What the exercise asks => Extract all data as written.

══════════════════════════════

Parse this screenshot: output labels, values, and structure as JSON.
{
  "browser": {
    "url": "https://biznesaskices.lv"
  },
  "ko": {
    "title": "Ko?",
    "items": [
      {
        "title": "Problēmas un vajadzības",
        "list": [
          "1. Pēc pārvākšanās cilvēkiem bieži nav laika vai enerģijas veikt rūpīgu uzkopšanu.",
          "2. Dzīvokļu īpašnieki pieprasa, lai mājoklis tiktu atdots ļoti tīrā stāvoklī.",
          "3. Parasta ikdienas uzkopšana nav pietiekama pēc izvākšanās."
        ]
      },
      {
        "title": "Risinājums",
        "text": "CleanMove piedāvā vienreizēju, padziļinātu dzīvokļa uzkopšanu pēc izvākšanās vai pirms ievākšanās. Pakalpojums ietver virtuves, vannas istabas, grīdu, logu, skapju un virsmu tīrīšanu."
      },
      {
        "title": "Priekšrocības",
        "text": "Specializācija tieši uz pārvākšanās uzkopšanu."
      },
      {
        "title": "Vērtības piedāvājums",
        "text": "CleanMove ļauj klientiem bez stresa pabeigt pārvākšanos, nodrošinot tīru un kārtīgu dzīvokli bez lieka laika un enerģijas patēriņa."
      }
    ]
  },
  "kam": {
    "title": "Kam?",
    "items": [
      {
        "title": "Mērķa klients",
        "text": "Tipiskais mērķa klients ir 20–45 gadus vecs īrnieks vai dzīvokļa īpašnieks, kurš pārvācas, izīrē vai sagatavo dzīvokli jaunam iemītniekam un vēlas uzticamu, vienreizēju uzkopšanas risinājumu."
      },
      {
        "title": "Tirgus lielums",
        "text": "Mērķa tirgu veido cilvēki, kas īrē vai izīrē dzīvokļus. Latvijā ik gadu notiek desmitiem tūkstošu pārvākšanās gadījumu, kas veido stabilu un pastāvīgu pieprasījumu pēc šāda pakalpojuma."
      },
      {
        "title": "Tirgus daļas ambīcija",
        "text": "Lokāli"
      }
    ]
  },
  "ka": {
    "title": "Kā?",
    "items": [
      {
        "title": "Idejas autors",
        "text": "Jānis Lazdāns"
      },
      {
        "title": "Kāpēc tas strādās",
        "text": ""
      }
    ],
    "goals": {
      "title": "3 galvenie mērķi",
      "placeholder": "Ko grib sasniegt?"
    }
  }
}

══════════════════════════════

Written reply =>
Parse this screenshot: output labels, values, and structure as JSON.
{
  "browser": {
    "url": "https://biznesaskices.lv"
  },
  "ko": {
    "title": "Ko?",
    "items": [
      {
        "title": "Problēmas un vajadzības",
        "list": [
          "1. Pēc pārvākšanās cilvēkiem bieži nav laika vai enerģijas veikt rūpīgu uzkopšanu.",
          "2. Dzīvokļu īpašnieki pieprasa, lai mājoklis tiktu atdots ļoti tīrā stāvoklī.",
          "3. Parasta ikdienas uzkopšana nav pietiekama pēc izvākšanās."
        ]
      },
      {
        "title": "Risinājums",
        "text": "CleanMove piedāvā vienreizēju, padziļinātu dzīvokļa uzkopšanu pēc izvākšanās vai pirms ievākšanās. Pakalpojums ietver virtuves, vannas istabas, grīdu, logu, skapju un virsmu tīrīšanu."
      },
      {
        "title": "Priekšrocības",
        "text": "Specializācija tieši uz pārvākšanās uzkopšanu."
      },
      {
        "title": "Vērtības piedāvājums",
        "text": "CleanMove ļauj klientiem bez stresa pabeigt pārvākšanos, nodrošinot tīru un kārtīgu dzīvokli bez lieka laika un enerģijas patēriņa."
      }
    ]
  },
  "kam": {
    "title": "Kam?",
    "items": [
      {
        "title": "Mērķa klients",
        "text": "Tipiskais mērķa klients ir 20–45 gadus vecs īrnieks vai dzīvokļa īpašnieks, kurš pārvācas, izīrē vai sagatavo dzīvokli jaunam iemītniekam un vēlas uzticamu, vienreizēju uzkopšanas risinājumu."
      },
      {
        "title": "Tirgus lielums",
        "text": "Mērķa tirgu veido cilvēki, kas īrē vai izīrē dzīvokļus. Latvijā ik gadu notiek desmitiem tūkstošu pārvākšanās gadījumu, kas veido stabilu un pastāvīgu pieprasījumu pēc šāda pakalpojuma."
      },
      {
        "title": "Tirgus daļas ambīcija",
        "text": "Lokāli"
      }
    ]
  },
  "ka": {
    "title": "Kā?",
    "items": [
      {
        "title": "Idejas autors",
        "text": "Jānis Lazdāns"
      },
      {
        "title": "Kāpēc tas strādās",
        "text": ""
      }
    ],
    "goals": {
      "title": "3 galvenie mērķi",
      "placeholder": "Ko grib sasniegt?"
    }
  }
}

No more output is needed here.